Seychelles Health
Seychelles Health -
  Special Precautions Certificate Required
Yellow Fever No 1
Cholera No No
Typhoid and Polio 2 N/A
Malaria No N/A
1. A yellow fever vaccination certificate is required by all travellers over 1 year arriving from infected areas or who have passed through partly or wholly endemic areas within the preceding 6 days.

2. Typhoid occurs in the rural areas.

Food & drink

Mains water is normally chlorinated and, whilst relatively safe, may cause mild abdominal upsets and Bottled water is available and is advised for the first few weeks of the stay.

Milk is pasteurised and dairy products are generally safe for consumption. The local meat, poultry, seafood, fruit and vegetables are generally considered safe to eat.

Other risks

Hepatitis A and B occur with occasional outbreaks of dengue fever. Visitors and tourists should beware of the effects of sunstroke or burning, since the Seychelles is close to the Equator.

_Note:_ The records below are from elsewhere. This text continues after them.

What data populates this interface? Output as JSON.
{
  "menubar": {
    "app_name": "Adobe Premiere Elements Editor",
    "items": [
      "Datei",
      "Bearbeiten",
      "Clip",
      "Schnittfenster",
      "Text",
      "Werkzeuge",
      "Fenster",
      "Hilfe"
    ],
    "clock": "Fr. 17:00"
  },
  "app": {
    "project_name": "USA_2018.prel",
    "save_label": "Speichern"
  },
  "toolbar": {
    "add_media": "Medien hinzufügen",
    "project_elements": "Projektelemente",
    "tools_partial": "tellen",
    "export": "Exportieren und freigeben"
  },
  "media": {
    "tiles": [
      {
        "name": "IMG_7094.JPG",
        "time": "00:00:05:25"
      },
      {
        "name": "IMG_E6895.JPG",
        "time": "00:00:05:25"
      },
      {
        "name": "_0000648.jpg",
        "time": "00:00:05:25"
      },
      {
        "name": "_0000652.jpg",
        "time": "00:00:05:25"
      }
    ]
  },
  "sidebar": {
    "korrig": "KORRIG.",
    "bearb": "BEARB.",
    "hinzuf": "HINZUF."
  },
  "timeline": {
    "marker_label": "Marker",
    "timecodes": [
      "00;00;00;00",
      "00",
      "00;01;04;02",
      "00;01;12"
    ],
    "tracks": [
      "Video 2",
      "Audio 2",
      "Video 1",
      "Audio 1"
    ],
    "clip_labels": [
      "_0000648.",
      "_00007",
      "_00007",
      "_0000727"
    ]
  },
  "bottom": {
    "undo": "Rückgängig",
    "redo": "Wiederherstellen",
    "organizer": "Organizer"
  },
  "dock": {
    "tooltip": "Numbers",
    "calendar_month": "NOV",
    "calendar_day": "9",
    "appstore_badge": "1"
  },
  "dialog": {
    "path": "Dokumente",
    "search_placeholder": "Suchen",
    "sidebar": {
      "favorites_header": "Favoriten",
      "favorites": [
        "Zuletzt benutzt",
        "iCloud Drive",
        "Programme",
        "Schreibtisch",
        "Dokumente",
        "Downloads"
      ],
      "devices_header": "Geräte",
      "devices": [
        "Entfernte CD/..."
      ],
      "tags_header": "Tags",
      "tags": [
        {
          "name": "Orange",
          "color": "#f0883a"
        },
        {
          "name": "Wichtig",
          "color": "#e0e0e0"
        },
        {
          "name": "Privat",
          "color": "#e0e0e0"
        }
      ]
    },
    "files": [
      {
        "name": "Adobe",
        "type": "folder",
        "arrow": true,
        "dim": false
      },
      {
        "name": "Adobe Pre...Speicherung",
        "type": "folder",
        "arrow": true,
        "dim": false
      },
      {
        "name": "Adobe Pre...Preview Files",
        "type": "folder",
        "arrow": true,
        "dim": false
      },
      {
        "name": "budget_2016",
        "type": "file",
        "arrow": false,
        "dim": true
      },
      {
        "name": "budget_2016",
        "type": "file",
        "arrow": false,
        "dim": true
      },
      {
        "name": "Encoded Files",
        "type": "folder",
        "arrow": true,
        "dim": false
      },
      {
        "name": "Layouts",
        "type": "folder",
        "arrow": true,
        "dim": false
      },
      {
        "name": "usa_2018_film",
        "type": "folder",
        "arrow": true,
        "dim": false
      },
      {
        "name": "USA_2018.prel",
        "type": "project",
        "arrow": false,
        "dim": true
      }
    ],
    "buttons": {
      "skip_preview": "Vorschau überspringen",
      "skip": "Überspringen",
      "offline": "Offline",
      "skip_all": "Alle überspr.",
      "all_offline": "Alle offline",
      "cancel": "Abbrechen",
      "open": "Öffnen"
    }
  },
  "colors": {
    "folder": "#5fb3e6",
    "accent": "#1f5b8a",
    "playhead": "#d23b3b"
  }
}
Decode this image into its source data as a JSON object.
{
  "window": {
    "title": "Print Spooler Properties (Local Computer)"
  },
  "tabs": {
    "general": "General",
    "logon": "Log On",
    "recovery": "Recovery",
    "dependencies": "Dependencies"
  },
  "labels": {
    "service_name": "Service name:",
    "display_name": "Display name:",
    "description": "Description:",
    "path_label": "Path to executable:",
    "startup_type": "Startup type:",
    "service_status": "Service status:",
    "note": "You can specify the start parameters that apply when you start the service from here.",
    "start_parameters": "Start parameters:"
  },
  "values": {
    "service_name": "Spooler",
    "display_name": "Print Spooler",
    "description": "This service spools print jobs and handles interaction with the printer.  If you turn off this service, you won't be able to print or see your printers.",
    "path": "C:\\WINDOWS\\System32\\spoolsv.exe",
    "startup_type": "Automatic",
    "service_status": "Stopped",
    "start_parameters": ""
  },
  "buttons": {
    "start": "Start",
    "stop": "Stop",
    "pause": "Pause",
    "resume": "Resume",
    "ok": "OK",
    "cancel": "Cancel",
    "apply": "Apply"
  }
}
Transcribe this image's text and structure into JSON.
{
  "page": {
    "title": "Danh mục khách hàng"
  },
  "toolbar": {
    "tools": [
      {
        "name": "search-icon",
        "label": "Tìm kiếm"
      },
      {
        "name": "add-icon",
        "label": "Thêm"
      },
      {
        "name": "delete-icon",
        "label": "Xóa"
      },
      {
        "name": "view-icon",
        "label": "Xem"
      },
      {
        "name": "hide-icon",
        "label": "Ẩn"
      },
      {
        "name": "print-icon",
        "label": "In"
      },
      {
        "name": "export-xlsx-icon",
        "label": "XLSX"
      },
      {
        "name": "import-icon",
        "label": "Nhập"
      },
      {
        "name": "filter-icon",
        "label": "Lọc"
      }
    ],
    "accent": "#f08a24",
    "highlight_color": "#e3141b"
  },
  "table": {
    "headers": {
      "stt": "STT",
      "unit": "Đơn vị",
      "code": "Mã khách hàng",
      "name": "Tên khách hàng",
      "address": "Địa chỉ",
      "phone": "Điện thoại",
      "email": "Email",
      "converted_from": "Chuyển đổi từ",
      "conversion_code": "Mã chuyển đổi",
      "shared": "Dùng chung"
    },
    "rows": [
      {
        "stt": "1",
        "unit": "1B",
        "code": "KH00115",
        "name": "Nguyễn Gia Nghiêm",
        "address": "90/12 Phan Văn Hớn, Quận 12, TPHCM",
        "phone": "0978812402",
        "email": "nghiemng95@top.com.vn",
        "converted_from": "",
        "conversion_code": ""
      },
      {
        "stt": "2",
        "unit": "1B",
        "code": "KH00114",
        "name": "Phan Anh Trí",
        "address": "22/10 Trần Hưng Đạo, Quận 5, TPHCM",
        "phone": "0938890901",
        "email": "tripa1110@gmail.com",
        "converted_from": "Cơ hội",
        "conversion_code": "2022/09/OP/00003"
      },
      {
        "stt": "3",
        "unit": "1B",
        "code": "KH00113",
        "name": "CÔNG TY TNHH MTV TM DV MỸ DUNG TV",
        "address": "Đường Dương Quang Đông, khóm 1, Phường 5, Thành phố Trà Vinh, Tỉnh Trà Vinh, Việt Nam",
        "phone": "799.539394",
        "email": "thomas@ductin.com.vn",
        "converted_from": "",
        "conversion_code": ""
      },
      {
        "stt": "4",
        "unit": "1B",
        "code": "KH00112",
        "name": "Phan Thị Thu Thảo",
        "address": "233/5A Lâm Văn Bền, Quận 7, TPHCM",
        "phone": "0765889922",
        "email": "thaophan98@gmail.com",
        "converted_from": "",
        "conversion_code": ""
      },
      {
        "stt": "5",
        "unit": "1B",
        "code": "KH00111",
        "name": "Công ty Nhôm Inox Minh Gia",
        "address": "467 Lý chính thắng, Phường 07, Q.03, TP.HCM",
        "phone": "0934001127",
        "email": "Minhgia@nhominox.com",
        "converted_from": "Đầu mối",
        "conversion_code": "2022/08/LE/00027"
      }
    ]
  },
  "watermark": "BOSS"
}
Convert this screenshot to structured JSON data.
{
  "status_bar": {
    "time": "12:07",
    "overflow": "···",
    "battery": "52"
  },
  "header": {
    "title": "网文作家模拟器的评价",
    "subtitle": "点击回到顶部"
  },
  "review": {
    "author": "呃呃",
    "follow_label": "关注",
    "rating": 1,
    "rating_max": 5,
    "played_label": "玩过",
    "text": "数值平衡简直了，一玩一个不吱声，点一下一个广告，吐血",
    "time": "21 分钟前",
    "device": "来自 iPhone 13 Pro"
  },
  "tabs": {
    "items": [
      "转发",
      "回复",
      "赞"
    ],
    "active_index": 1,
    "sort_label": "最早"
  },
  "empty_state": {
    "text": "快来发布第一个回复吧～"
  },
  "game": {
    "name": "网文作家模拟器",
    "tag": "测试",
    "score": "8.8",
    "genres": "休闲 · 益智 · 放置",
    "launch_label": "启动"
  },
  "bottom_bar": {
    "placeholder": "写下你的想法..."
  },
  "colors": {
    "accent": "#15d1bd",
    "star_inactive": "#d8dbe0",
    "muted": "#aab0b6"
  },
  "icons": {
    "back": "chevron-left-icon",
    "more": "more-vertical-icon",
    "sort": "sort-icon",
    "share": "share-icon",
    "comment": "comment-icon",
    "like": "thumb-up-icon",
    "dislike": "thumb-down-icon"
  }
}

Rabies may be present in certain areas. If you are bitten, seek medical advice without delay.

Health care

There is a general hospital in Victoria and there are clinics elsewhere on La Digue, Mahé and Praslin, but medical facilities are quite limited. Visitors may obtain emergency treatment for a basic fee. Additional medical insurance is advised, including emergency repatriation. There are several pharmacies available in Victoria. On the other islands, Government clinics are used. There are dental clinics available on Mahé, Praslin, and La Digue. Prices do vary according to whether they are Government clinics, or private ones. A 24-hour doctor is on call for the visitors at their hotels.
Useful travel links
CDC official site of the US Centers for Disease Control
MASTA the Medical Advisory Services for Travellers
No jet lag all about jet lag. What is it who gets it
SOS international SOS
WHO the official site of the World Health Organization